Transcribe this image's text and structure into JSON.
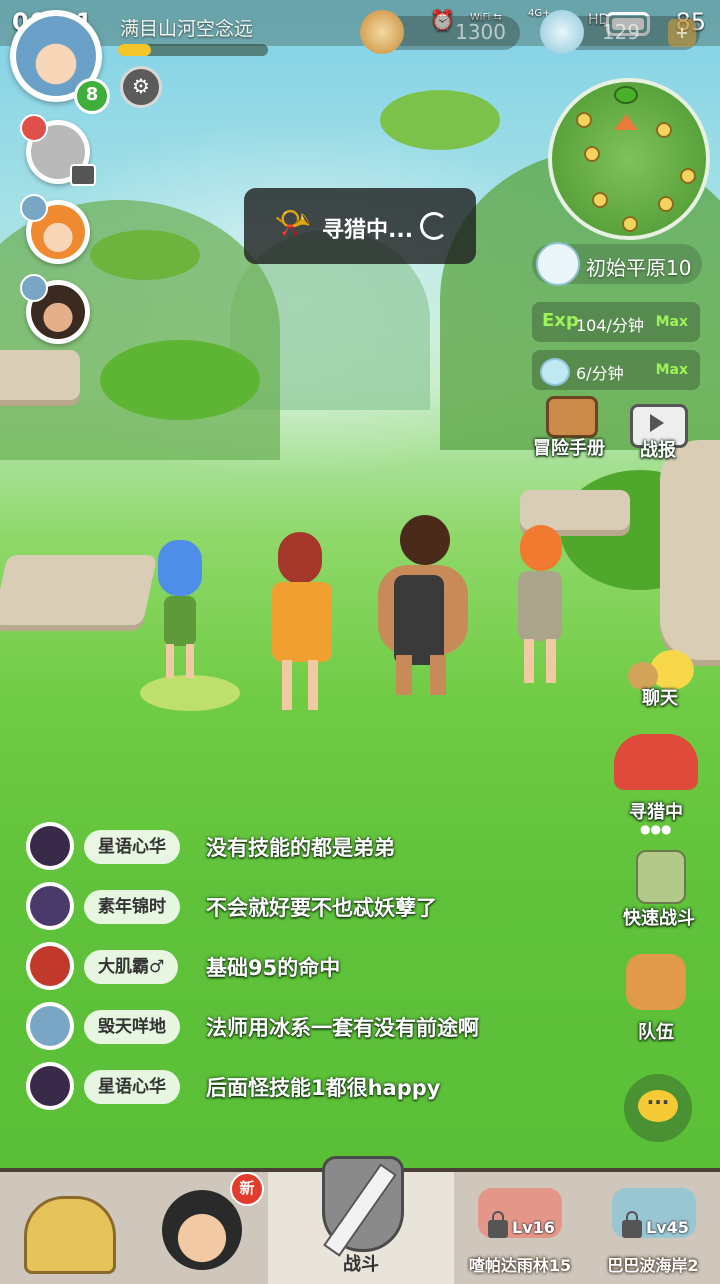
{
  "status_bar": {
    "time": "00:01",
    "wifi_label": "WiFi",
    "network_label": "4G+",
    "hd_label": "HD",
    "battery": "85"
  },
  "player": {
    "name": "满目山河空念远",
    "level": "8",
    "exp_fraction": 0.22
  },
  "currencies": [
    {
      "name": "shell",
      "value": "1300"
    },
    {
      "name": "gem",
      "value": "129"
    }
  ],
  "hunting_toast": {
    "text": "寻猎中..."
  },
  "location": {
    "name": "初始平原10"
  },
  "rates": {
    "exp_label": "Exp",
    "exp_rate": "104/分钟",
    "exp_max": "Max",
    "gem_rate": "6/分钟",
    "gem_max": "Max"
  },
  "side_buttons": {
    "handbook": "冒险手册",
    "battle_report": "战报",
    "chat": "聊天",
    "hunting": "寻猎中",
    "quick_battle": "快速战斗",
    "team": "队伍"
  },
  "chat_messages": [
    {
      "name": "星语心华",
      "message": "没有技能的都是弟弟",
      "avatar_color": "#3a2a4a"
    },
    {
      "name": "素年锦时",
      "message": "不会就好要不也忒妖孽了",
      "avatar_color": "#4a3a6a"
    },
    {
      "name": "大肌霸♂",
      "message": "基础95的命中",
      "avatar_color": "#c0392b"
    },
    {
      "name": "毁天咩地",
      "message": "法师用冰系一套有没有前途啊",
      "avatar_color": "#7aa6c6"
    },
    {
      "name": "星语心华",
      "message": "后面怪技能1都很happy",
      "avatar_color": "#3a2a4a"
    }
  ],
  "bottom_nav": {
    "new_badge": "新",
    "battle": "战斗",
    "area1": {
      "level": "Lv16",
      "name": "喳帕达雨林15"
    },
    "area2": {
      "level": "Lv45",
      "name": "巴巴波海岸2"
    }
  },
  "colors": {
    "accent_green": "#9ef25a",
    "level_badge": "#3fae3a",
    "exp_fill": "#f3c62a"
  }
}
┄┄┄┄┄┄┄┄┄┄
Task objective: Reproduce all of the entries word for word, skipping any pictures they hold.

Written solution:
Transcribe this image's text and structure into JSON.
{
  "status_bar": {
    "time": "00:01",
    "wifi_label": "WiFi",
    "network_label": "4G+",
    "hd_label": "HD",
    "battery": "85"
  },
  "player": {
    "name": "满目山河空念远",
    "level": "8",
    "exp_fraction": 0.22
  },
  "currencies": [
    {
      "name": "shell",
      "value": "1300"
    },
    {
      "name": "gem",
      "value": "129"
    }
  ],
  "hunting_toast": {
    "text": "寻猎中..."
  },
  "location": {
    "name": "初始平原10"
  },
  "rates": {
    "exp_label": "Exp",
    "exp_rate": "104/分钟",
    "exp_max": "Max",
    "gem_rate": "6/分钟",
    "gem_max": "Max"
  },
  "side_buttons": {
    "handbook": "冒险手册",
    "battle_report": "战报",
    "chat": "聊天",
    "hunting": "寻猎中",
    "quick_battle": "快速战斗",
    "team": "队伍"
  },
  "chat_messages": [
    {
      "name": "星语心华",
      "message": "没有技能的都是弟弟",
      "avatar_color": "#3a2a4a"
    },
    {
      "name": "素年锦时",
      "message": "不会就好要不也忒妖孽了",
      "avatar_color": "#4a3a6a"
    },
    {
      "name": "大肌霸♂",
      "message": "基础95的命中",
      "avatar_color": "#c0392b"
    },
    {
      "name": "毁天咩地",
      "message": "法师用冰系一套有没有前途啊",
      "avatar_color": "#7aa6c6"
    },
    {
      "name": "星语心华",
      "message": "后面怪技能1都很happy",
      "avatar_color": "#3a2a4a"
    }
  ],
  "bottom_nav": {
    "new_badge": "新",
    "battle": "战斗",
    "area1": {
      "level": "Lv16",
      "name": "喳帕达雨林15"
    },
    "area2": {
      "level": "Lv45",
      "name": "巴巴波海岸2"
    }
  },
  "colors": {
    "accent_green": "#9ef25a",
    "level_badge": "#3fae3a",
    "exp_fill": "#f3c62a"
  }
}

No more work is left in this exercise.